_AIM OF THE TASK_. Could you reproduce every entry that follows, exactly as shown?

_GIVEN RECORDS_.
- - - -

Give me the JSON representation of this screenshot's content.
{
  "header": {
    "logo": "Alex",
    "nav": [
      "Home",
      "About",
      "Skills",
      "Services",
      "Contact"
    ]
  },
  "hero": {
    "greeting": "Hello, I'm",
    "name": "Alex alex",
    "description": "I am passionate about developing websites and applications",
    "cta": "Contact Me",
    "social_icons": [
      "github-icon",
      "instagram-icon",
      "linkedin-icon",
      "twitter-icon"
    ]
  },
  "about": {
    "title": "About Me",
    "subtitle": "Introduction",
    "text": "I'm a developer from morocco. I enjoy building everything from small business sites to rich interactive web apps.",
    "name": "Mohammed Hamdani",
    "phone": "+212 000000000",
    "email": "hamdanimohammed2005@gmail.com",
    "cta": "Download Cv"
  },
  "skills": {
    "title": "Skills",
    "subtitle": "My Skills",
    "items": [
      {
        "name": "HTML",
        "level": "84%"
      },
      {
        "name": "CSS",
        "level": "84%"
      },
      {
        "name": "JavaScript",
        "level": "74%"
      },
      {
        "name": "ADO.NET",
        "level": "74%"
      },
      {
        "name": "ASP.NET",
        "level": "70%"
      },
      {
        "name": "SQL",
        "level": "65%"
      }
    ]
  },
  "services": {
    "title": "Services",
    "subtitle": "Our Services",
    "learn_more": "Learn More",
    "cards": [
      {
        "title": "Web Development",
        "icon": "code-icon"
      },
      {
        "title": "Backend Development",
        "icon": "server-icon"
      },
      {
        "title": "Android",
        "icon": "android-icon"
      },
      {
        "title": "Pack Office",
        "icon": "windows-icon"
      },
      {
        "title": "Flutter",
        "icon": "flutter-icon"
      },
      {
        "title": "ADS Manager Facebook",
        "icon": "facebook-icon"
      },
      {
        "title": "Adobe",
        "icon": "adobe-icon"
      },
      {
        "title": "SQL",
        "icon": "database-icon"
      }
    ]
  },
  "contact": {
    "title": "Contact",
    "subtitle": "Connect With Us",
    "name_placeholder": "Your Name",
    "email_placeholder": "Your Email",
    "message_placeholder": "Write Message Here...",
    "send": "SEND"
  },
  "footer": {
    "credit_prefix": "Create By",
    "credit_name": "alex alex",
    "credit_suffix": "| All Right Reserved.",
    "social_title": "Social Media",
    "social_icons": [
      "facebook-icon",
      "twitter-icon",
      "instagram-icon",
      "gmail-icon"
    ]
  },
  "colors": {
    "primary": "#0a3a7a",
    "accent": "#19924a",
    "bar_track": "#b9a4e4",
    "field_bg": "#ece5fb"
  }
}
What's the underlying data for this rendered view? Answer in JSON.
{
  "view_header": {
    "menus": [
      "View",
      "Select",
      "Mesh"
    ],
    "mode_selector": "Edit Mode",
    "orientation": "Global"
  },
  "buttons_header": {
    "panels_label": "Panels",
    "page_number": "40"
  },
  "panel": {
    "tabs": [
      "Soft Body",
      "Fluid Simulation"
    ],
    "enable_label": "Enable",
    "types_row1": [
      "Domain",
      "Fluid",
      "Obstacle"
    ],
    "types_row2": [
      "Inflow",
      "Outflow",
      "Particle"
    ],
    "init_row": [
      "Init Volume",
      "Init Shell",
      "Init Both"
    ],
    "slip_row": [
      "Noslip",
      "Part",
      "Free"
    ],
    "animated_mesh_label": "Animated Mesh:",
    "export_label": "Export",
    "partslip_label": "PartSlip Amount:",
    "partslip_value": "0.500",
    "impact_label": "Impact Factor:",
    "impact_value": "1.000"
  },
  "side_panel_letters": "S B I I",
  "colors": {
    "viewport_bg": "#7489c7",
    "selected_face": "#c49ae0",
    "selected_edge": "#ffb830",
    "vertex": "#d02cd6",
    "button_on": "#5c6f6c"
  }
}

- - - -

_TASK RESULT_.
Give me the JSON representation of this screenshot's content.
{
  "header": {
    "logo": "Alex",
    "nav": [
      "Home",
      "About",
      "Skills",
      "Services",
      "Contact"
    ]
  },
  "hero": {
    "greeting": "Hello, I'm",
    "name": "Alex alex",
    "description": "I am passionate about developing websites and applications",
    "cta": "Contact Me",
    "social_icons": [
      "github-icon",
      "instagram-icon",
      "linkedin-icon",
      "twitter-icon"
    ]
  },
  "about": {
    "title": "About Me",
    "subtitle": "Introduction",
    "text": "I'm a developer from morocco. I enjoy building everything from small business sites to rich interactive web apps.",
    "name": "Mohammed Hamdani",
    "phone": "+212 000000000",
    "email": "hamdanimohammed2005@gmail.com",
    "cta": "Download Cv"
  },
  "skills": {
    "title": "Skills",
    "subtitle": "My Skills",
    "items": [
      {
        "name": "HTML",
        "level": "84%"
      },
      {
        "name": "CSS",
        "level": "84%"
      },
      {
        "name": "JavaScript",
        "level": "74%"
      },
      {
        "name": "ADO.NET",
        "level": "74%"
      },
      {
        "name": "ASP.NET",
        "level": "70%"
      },
      {
        "name": "SQL",
        "level": "65%"
      }
    ]
  },
  "services": {
    "title": "Services",
    "subtitle": "Our Services",
    "learn_more": "Learn More",
    "cards": [
      {
        "title": "Web Development",
        "icon": "code-icon"
      },
      {
        "title": "Backend Development",
        "icon": "server-icon"
      },
      {
        "title": "Android",
        "icon": "android-icon"
      },
      {
        "title": "Pack Office",
        "icon": "windows-icon"
      },
      {
        "title": "Flutter",
        "icon": "flutter-icon"
      },
      {
        "title": "ADS Manager Facebook",
        "icon": "facebook-icon"
      },
      {
        "title": "Adobe",
        "icon": "adobe-icon"
      },
      {
        "title": "SQL",
        "icon": "database-icon"
      }
    ]
  },
  "contact": {
    "title": "Contact",
    "subtitle": "Connect With Us",
    "name_placeholder": "Your Name",
    "email_placeholder": "Your Email",
    "message_placeholder": "Write Message Here...",
    "send": "SEND"
  },
  "footer": {
    "credit_prefix": "Create By",
    "credit_name": "alex alex",
    "credit_suffix": "| All Right Reserved.",
    "social_title": "Social Media",
    "social_icons": [
      "facebook-icon",
      "twitter-icon",
      "instagram-icon",
      "gmail-icon"
    ]
  },
  "colors": {
    "primary": "#0a3a7a",
    "accent": "#19924a",
    "bar_track": "#b9a4e4",
    "field_bg": "#ece5fb"
  }
}
What's the underlying data for this rendered view? Answer in JSON.
{
  "view_header": {
    "menus": [
      "View",
      "Select",
      "Mesh"
    ],
    "mode_selector": "Edit Mode",
    "orientation": "Global"
  },
  "buttons_header": {
    "panels_label": "Panels",
    "page_number": "40"
  },
  "panel": {
    "tabs": [
      "Soft Body",
      "Fluid Simulation"
    ],
    "enable_label": "Enable",
    "types_row1": [
      "Domain",
      "Fluid",
      "Obstacle"
    ],
    "types_row2": [
      "Inflow",
      "Outflow",
      "Particle"
    ],
    "init_row": [
      "Init Volume",
      "Init Shell",
      "Init Both"
    ],
    "slip_row": [
      "Noslip",
      "Part",
      "Free"
    ],
    "animated_mesh_label": "Animated Mesh:",
    "export_label": "Export",
    "partslip_label": "PartSlip Amount:",
    "partslip_value": "0.500",
    "impact_label": "Impact Factor:",
    "impact_value": "1.000"
  },
  "side_panel_letters": "S B I I",
  "colors": {
    "viewport_bg": "#7489c7",
    "selected_face": "#c49ae0",
    "selected_edge": "#ffb830",
    "vertex": "#d02cd6",
    "button_on": "#5c6f6c"
  }
}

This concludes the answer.